A collection of a hundred tales by Boccaccio (published 1353), presented as stories told by a group of Florentines to while away ten days during a plague.
A collection of 100 novellas by Italian author Giovanni Boccaccio, probably begun in 1350 and finished in 1353.
Origin of decameron
Meaning "ten days", coined from Ancient Greek δέκα (deka, “ten”) and ἡμέρα (hēmerā, “day”).
They belong to that species of literature of which Boccaccio's Decameron and the queen of Navarre's Heptameron are, perhaps, the best known examples.
See also Dibdin's Bibliographical Decameron (1817), i.
The Heptameron, constructed, as its name indicates, on the lines of the Decameron of Boccaccio, consists of seventy-two short stories told to each other by a company of ladies and gentlemen who are stopped in the journey homewards from Cauterets by the swelling of a river.
Bandello's novels are esteemed the best of those written in imitation of the Decameron, though Italian critics find fault with them for negligence and inelegance of style.

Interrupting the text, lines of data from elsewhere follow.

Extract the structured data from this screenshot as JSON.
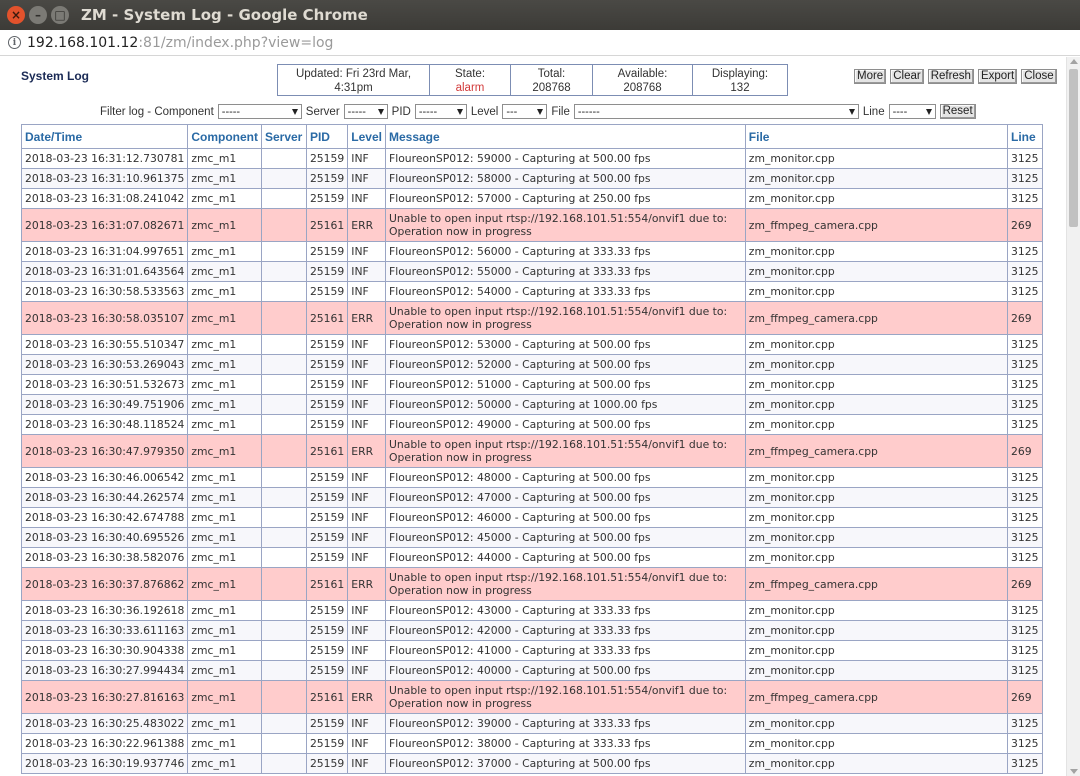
{
  "window": {
    "title": "ZM - System Log - Google Chrome"
  },
  "address": {
    "host": "192.168.101.12",
    "rest": ":81/zm/index.php?view=log"
  },
  "page": {
    "title": "System Log"
  },
  "status": {
    "updated_label": "Updated: Fri 23rd Mar,",
    "updated_time": "4:31pm",
    "state_label": "State:",
    "state_value": "alarm",
    "total_label": "Total:",
    "total_value": "208768",
    "available_label": "Available:",
    "available_value": "208768",
    "displaying_label": "Displaying:",
    "displaying_value": "132"
  },
  "actions": {
    "more": "More",
    "clear": "Clear",
    "refresh": "Refresh",
    "export": "Export",
    "close": "Close"
  },
  "filter": {
    "label": "Filter log - Component",
    "component_value": "-----",
    "server_label": "Server",
    "server_value": "-----",
    "pid_label": "PID",
    "pid_value": "-----",
    "level_label": "Level",
    "level_value": "---",
    "file_label": "File",
    "file_value": "------",
    "line_label": "Line",
    "line_value": "----",
    "reset": "Reset"
  },
  "table": {
    "headers": [
      "Date/Time",
      "Component",
      "Server",
      "PID",
      "Level",
      "Message",
      "File",
      "Line"
    ],
    "rows": [
      {
        "dt": "2018-03-23 16:31:12.730781",
        "comp": "zmc_m1",
        "server": "",
        "pid": "25159",
        "level": "INF",
        "msg": "FloureonSP012: 59000 - Capturing at 500.00 fps",
        "file": "zm_monitor.cpp",
        "line": "3125"
      },
      {
        "dt": "2018-03-23 16:31:10.961375",
        "comp": "zmc_m1",
        "server": "",
        "pid": "25159",
        "level": "INF",
        "msg": "FloureonSP012: 58000 - Capturing at 500.00 fps",
        "file": "zm_monitor.cpp",
        "line": "3125"
      },
      {
        "dt": "2018-03-23 16:31:08.241042",
        "comp": "zmc_m1",
        "server": "",
        "pid": "25159",
        "level": "INF",
        "msg": "FloureonSP012: 57000 - Capturing at 250.00 fps",
        "file": "zm_monitor.cpp",
        "line": "3125"
      },
      {
        "dt": "2018-03-23 16:31:07.082671",
        "comp": "zmc_m1",
        "server": "",
        "pid": "25161",
        "level": "ERR",
        "msg": "Unable to open input rtsp://192.168.101.51:554/onvif1 due to: Operation now in progress",
        "file": "zm_ffmpeg_camera.cpp",
        "line": "269"
      },
      {
        "dt": "2018-03-23 16:31:04.997651",
        "comp": "zmc_m1",
        "server": "",
        "pid": "25159",
        "level": "INF",
        "msg": "FloureonSP012: 56000 - Capturing at 333.33 fps",
        "file": "zm_monitor.cpp",
        "line": "3125"
      },
      {
        "dt": "2018-03-23 16:31:01.643564",
        "comp": "zmc_m1",
        "server": "",
        "pid": "25159",
        "level": "INF",
        "msg": "FloureonSP012: 55000 - Capturing at 333.33 fps",
        "file": "zm_monitor.cpp",
        "line": "3125"
      },
      {
        "dt": "2018-03-23 16:30:58.533563",
        "comp": "zmc_m1",
        "server": "",
        "pid": "25159",
        "level": "INF",
        "msg": "FloureonSP012: 54000 - Capturing at 333.33 fps",
        "file": "zm_monitor.cpp",
        "line": "3125"
      },
      {
        "dt": "2018-03-23 16:30:58.035107",
        "comp": "zmc_m1",
        "server": "",
        "pid": "25161",
        "level": "ERR",
        "msg": "Unable to open input rtsp://192.168.101.51:554/onvif1 due to: Operation now in progress",
        "file": "zm_ffmpeg_camera.cpp",
        "line": "269"
      },
      {
        "dt": "2018-03-23 16:30:55.510347",
        "comp": "zmc_m1",
        "server": "",
        "pid": "25159",
        "level": "INF",
        "msg": "FloureonSP012: 53000 - Capturing at 500.00 fps",
        "file": "zm_monitor.cpp",
        "line": "3125"
      },
      {
        "dt": "2018-03-23 16:30:53.269043",
        "comp": "zmc_m1",
        "server": "",
        "pid": "25159",
        "level": "INF",
        "msg": "FloureonSP012: 52000 - Capturing at 500.00 fps",
        "file": "zm_monitor.cpp",
        "line": "3125"
      },
      {
        "dt": "2018-03-23 16:30:51.532673",
        "comp": "zmc_m1",
        "server": "",
        "pid": "25159",
        "level": "INF",
        "msg": "FloureonSP012: 51000 - Capturing at 500.00 fps",
        "file": "zm_monitor.cpp",
        "line": "3125"
      },
      {
        "dt": "2018-03-23 16:30:49.751906",
        "comp": "zmc_m1",
        "server": "",
        "pid": "25159",
        "level": "INF",
        "msg": "FloureonSP012: 50000 - Capturing at 1000.00 fps",
        "file": "zm_monitor.cpp",
        "line": "3125"
      },
      {
        "dt": "2018-03-23 16:30:48.118524",
        "comp": "zmc_m1",
        "server": "",
        "pid": "25159",
        "level": "INF",
        "msg": "FloureonSP012: 49000 - Capturing at 500.00 fps",
        "file": "zm_monitor.cpp",
        "line": "3125"
      },
      {
        "dt": "2018-03-23 16:30:47.979350",
        "comp": "zmc_m1",
        "server": "",
        "pid": "25161",
        "level": "ERR",
        "msg": "Unable to open input rtsp://192.168.101.51:554/onvif1 due to: Operation now in progress",
        "file": "zm_ffmpeg_camera.cpp",
        "line": "269"
      },
      {
        "dt": "2018-03-23 16:30:46.006542",
        "comp": "zmc_m1",
        "server": "",
        "pid": "25159",
        "level": "INF",
        "msg": "FloureonSP012: 48000 - Capturing at 500.00 fps",
        "file": "zm_monitor.cpp",
        "line": "3125"
      },
      {
        "dt": "2018-03-23 16:30:44.262574",
        "comp": "zmc_m1",
        "server": "",
        "pid": "25159",
        "level": "INF",
        "msg": "FloureonSP012: 47000 - Capturing at 500.00 fps",
        "file": "zm_monitor.cpp",
        "line": "3125"
      },
      {
        "dt": "2018-03-23 16:30:42.674788",
        "comp": "zmc_m1",
        "server": "",
        "pid": "25159",
        "level": "INF",
        "msg": "FloureonSP012: 46000 - Capturing at 500.00 fps",
        "file": "zm_monitor.cpp",
        "line": "3125"
      },
      {
        "dt": "2018-03-23 16:30:40.695526",
        "comp": "zmc_m1",
        "server": "",
        "pid": "25159",
        "level": "INF",
        "msg": "FloureonSP012: 45000 - Capturing at 500.00 fps",
        "file": "zm_monitor.cpp",
        "line": "3125"
      },
      {
        "dt": "2018-03-23 16:30:38.582076",
        "comp": "zmc_m1",
        "server": "",
        "pid": "25159",
        "level": "INF",
        "msg": "FloureonSP012: 44000 - Capturing at 500.00 fps",
        "file": "zm_monitor.cpp",
        "line": "3125"
      },
      {
        "dt": "2018-03-23 16:30:37.876862",
        "comp": "zmc_m1",
        "server": "",
        "pid": "25161",
        "level": "ERR",
        "msg": "Unable to open input rtsp://192.168.101.51:554/onvif1 due to: Operation now in progress",
        "file": "zm_ffmpeg_camera.cpp",
        "line": "269"
      },
      {
        "dt": "2018-03-23 16:30:36.192618",
        "comp": "zmc_m1",
        "server": "",
        "pid": "25159",
        "level": "INF",
        "msg": "FloureonSP012: 43000 - Capturing at 333.33 fps",
        "file": "zm_monitor.cpp",
        "line": "3125"
      },
      {
        "dt": "2018-03-23 16:30:33.611163",
        "comp": "zmc_m1",
        "server": "",
        "pid": "25159",
        "level": "INF",
        "msg": "FloureonSP012: 42000 - Capturing at 333.33 fps",
        "file": "zm_monitor.cpp",
        "line": "3125"
      },
      {
        "dt": "2018-03-23 16:30:30.904338",
        "comp": "zmc_m1",
        "server": "",
        "pid": "25159",
        "level": "INF",
        "msg": "FloureonSP012: 41000 - Capturing at 333.33 fps",
        "file": "zm_monitor.cpp",
        "line": "3125"
      },
      {
        "dt": "2018-03-23 16:30:27.994434",
        "comp": "zmc_m1",
        "server": "",
        "pid": "25159",
        "level": "INF",
        "msg": "FloureonSP012: 40000 - Capturing at 500.00 fps",
        "file": "zm_monitor.cpp",
        "line": "3125"
      },
      {
        "dt": "2018-03-23 16:30:27.816163",
        "comp": "zmc_m1",
        "server": "",
        "pid": "25161",
        "level": "ERR",
        "msg": "Unable to open input rtsp://192.168.101.51:554/onvif1 due to: Operation now in progress",
        "file": "zm_ffmpeg_camera.cpp",
        "line": "269"
      },
      {
        "dt": "2018-03-23 16:30:25.483022",
        "comp": "zmc_m1",
        "server": "",
        "pid": "25159",
        "level": "INF",
        "msg": "FloureonSP012: 39000 - Capturing at 333.33 fps",
        "file": "zm_monitor.cpp",
        "line": "3125"
      },
      {
        "dt": "2018-03-23 16:30:22.961388",
        "comp": "zmc_m1",
        "server": "",
        "pid": "25159",
        "level": "INF",
        "msg": "FloureonSP012: 38000 - Capturing at 333.33 fps",
        "file": "zm_monitor.cpp",
        "line": "3125"
      },
      {
        "dt": "2018-03-23 16:30:19.937746",
        "comp": "zmc_m1",
        "server": "",
        "pid": "25159",
        "level": "INF",
        "msg": "FloureonSP012: 37000 - Capturing at 500.00 fps",
        "file": "zm_monitor.cpp",
        "line": "3125"
      }
    ]
  },
  "colors": {
    "error_row": "#ffcccc",
    "header_text": "#2a6aa5",
    "alarm": "#d23a3a",
    "title": "#1a2a55"
  }
}
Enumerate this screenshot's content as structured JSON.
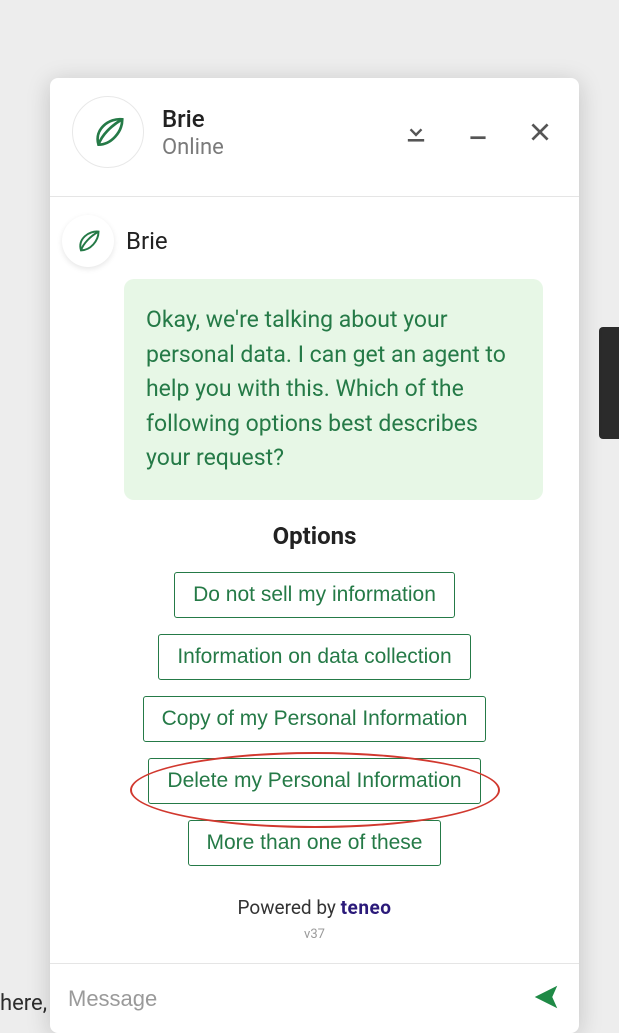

The Divine Comedy, the Canzoniere and the Decameron were works of monumental art, deriving neither form nor inspiration immediately from the classic's, but applying the originality of Italian genius Petrarch to matter drawn from previous medieval sources.